* [WHAT NEEDS TO BE DONE]
Read the records below and report each line in which "Instances" occurs.

[Stored data entries]
——————
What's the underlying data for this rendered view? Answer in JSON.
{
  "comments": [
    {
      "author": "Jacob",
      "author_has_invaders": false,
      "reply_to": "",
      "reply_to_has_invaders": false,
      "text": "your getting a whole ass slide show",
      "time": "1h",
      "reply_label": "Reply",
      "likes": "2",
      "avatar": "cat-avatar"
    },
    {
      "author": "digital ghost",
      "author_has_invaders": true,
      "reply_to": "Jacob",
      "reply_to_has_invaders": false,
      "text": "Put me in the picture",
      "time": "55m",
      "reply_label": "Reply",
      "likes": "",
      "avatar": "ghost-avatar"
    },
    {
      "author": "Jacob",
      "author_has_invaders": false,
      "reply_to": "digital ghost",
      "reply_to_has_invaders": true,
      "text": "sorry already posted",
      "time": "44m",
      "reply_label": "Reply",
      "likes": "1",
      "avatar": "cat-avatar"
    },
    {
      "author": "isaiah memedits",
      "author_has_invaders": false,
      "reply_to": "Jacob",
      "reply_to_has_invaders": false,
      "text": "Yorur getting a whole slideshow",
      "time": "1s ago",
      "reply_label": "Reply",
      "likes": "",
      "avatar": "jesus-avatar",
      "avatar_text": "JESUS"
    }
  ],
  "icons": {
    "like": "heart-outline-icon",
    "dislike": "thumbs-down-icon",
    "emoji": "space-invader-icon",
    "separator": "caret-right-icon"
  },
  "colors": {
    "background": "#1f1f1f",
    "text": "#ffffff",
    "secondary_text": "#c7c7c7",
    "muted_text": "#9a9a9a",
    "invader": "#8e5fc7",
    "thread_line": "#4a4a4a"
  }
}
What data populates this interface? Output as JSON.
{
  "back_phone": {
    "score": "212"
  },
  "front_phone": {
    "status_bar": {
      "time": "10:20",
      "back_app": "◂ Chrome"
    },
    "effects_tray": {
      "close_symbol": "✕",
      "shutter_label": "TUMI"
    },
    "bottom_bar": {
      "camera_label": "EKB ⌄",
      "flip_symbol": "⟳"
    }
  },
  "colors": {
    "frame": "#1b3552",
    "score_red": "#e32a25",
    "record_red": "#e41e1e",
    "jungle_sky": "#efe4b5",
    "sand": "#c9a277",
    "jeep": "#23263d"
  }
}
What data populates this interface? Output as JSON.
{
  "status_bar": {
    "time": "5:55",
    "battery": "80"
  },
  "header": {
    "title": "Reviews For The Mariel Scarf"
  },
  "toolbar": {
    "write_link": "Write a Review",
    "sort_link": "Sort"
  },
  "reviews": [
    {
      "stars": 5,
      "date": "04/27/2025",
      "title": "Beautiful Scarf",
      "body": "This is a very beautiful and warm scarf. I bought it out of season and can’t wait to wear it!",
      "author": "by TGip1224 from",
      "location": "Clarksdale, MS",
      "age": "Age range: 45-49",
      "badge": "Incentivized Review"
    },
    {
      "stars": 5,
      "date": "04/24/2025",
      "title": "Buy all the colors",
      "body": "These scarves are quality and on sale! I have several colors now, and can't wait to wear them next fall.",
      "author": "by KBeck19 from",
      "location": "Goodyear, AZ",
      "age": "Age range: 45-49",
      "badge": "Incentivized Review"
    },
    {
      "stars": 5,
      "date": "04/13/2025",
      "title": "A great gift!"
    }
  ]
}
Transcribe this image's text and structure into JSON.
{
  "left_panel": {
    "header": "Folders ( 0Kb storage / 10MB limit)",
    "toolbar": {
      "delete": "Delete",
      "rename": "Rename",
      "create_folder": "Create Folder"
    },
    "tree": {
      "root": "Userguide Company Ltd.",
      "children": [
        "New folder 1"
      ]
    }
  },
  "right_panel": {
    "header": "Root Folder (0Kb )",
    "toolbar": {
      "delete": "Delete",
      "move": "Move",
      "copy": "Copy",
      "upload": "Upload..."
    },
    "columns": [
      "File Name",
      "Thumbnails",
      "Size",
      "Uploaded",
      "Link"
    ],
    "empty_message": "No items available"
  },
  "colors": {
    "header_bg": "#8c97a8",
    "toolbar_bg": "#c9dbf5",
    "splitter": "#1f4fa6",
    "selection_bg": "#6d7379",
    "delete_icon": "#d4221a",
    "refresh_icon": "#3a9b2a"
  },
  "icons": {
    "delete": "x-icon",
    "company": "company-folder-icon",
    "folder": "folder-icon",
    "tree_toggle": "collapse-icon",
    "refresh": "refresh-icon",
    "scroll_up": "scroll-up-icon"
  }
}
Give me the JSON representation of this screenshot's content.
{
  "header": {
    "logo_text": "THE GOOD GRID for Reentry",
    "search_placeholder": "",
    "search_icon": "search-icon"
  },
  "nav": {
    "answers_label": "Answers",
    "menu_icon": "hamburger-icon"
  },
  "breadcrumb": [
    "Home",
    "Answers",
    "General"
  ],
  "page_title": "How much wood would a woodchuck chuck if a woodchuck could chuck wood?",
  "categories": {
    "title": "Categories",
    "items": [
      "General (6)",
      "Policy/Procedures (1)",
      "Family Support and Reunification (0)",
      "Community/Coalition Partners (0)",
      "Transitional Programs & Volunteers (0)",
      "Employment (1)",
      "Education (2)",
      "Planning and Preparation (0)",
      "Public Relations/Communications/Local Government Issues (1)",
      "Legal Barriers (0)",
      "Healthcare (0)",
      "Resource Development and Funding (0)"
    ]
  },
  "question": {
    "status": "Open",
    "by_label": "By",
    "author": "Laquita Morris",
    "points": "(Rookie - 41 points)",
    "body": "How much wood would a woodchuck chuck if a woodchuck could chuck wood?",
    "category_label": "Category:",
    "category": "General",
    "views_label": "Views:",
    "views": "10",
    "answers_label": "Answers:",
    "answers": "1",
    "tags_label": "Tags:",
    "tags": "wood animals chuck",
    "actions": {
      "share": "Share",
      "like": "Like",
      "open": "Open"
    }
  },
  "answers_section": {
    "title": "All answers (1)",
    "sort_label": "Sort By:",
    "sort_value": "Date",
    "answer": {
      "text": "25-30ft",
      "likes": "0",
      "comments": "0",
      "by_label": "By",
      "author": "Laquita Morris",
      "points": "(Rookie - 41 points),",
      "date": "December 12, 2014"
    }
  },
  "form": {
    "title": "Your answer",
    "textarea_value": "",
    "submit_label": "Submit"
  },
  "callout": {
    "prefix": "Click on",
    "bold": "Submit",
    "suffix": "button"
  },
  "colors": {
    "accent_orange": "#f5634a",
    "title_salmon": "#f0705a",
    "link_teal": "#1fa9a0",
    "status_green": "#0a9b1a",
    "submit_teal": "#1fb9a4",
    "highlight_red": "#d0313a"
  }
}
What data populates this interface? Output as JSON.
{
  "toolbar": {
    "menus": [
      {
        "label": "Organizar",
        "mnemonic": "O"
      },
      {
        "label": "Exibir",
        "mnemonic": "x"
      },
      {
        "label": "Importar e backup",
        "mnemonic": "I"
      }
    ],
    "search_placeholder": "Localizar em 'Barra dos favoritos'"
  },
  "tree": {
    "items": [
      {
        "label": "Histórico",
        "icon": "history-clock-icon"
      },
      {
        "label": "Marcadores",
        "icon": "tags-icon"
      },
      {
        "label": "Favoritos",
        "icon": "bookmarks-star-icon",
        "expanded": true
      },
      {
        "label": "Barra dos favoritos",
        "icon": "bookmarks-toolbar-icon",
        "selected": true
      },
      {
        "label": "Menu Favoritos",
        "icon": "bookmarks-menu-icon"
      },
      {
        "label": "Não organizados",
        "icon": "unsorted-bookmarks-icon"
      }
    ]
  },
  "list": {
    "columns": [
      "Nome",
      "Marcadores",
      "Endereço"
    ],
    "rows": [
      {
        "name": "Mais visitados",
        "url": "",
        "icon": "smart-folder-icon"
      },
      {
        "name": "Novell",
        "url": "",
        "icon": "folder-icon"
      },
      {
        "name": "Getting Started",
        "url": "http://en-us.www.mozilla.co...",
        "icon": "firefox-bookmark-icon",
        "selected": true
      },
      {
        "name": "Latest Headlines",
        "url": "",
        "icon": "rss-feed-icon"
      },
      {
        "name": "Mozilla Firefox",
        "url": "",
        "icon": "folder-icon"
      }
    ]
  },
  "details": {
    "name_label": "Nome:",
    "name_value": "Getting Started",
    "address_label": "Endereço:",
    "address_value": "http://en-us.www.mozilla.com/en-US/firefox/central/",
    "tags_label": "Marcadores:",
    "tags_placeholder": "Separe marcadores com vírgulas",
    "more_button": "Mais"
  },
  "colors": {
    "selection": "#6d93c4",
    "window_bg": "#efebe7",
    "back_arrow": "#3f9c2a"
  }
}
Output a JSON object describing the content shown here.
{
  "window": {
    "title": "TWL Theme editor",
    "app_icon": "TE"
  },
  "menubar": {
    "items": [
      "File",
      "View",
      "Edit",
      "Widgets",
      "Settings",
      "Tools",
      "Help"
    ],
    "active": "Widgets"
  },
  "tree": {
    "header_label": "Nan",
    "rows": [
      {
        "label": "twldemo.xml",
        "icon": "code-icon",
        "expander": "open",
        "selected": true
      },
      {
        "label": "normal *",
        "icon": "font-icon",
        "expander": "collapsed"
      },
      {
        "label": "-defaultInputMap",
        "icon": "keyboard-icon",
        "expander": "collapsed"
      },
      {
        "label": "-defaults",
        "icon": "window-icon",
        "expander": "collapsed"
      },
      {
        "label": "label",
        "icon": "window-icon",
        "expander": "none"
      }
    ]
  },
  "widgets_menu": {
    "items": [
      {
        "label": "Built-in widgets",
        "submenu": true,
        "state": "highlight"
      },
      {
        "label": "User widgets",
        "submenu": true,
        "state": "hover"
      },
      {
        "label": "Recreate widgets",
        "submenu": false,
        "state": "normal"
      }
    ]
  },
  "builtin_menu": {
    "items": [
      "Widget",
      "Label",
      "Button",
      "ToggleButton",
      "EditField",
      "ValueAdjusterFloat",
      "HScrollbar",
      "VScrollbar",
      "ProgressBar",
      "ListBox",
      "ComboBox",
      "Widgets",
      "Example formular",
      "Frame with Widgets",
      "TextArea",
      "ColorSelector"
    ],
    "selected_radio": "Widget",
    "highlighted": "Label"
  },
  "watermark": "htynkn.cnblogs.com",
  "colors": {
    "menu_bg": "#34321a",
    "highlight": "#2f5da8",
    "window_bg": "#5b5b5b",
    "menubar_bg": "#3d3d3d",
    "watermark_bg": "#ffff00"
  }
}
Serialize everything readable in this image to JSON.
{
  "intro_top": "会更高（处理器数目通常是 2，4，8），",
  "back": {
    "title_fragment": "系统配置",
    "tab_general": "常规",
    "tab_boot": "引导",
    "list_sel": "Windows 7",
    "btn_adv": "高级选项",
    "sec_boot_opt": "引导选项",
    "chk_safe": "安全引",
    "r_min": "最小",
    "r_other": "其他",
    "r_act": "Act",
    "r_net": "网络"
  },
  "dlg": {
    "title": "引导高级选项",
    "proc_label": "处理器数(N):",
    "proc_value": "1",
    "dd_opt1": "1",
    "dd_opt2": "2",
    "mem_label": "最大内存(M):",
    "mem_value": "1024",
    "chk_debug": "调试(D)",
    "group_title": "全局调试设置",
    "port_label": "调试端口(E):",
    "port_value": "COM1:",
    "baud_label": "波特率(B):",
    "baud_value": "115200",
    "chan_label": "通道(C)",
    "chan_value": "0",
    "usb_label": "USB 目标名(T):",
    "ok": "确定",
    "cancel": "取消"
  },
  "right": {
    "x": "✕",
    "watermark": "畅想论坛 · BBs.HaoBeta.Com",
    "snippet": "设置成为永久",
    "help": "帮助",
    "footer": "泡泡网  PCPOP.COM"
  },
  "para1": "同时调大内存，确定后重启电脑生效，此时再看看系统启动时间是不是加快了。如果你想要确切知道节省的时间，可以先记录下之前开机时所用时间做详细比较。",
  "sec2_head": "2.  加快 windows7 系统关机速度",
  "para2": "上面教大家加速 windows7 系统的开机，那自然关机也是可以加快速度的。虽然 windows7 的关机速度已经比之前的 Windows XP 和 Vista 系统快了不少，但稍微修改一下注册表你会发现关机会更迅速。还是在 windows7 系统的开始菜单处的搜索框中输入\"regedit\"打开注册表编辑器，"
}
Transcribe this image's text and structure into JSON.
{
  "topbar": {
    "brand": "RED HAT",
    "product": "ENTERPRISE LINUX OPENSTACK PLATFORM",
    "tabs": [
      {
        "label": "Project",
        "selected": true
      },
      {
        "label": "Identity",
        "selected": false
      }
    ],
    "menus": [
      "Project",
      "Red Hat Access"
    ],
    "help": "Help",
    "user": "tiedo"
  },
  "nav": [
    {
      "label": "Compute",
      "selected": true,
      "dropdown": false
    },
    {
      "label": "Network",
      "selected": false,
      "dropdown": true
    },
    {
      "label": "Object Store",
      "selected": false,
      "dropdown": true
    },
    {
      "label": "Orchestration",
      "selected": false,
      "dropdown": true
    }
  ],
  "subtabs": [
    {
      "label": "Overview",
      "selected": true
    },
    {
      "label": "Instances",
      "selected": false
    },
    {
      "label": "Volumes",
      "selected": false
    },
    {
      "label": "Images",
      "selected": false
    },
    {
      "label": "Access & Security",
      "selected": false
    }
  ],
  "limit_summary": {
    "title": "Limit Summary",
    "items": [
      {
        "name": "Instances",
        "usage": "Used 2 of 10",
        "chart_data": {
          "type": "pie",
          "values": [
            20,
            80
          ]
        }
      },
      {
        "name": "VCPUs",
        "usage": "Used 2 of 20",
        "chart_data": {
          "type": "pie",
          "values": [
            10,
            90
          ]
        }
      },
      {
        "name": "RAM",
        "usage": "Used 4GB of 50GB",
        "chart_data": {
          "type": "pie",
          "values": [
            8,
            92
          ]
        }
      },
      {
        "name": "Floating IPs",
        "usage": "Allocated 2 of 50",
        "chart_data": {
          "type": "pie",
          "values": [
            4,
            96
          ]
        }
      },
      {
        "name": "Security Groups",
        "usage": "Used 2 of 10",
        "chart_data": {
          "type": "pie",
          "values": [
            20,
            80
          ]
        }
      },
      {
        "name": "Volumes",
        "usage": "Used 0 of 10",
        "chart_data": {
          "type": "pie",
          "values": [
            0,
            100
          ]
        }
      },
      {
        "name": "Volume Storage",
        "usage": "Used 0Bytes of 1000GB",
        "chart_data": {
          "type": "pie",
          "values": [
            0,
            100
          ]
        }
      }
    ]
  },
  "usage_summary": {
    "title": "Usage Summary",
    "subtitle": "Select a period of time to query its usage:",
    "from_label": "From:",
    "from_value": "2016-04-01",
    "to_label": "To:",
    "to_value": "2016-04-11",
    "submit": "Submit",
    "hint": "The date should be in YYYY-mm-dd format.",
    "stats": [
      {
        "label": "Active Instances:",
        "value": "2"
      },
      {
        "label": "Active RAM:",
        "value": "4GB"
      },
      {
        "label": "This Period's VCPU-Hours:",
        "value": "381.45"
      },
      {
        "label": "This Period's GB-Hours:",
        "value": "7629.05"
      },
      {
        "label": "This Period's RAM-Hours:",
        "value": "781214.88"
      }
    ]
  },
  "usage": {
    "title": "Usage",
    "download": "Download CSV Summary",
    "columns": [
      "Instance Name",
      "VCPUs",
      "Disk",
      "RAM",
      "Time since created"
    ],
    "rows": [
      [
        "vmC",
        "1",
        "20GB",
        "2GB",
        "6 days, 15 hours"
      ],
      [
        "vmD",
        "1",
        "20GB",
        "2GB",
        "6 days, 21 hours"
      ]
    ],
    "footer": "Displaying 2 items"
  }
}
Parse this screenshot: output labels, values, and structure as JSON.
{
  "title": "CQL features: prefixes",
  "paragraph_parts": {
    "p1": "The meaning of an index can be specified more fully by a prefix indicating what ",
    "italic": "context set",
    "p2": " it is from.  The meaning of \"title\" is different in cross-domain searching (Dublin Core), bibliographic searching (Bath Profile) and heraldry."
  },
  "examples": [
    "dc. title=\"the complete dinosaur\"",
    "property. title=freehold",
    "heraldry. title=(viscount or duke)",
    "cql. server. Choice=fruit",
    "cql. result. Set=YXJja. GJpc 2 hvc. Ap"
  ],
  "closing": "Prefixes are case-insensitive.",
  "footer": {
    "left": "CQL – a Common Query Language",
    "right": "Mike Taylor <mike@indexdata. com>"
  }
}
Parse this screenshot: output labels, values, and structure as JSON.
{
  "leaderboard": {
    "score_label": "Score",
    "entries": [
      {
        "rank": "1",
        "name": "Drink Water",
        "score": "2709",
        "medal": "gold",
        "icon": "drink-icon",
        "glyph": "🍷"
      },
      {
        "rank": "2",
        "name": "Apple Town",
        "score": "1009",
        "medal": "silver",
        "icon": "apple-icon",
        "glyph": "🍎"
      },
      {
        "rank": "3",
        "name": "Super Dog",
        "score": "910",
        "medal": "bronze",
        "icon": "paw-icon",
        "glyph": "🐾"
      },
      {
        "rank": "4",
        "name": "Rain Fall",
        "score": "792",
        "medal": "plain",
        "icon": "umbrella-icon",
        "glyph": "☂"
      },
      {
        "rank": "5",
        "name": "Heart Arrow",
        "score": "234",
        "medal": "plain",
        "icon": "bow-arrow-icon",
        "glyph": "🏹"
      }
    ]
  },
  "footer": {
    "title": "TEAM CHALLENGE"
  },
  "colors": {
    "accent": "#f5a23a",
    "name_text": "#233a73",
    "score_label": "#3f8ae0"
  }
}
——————
* [SOLVED PROBLEM]
      "label": "Instances",
        "name": "Instances",
        "label": "Active Instances:",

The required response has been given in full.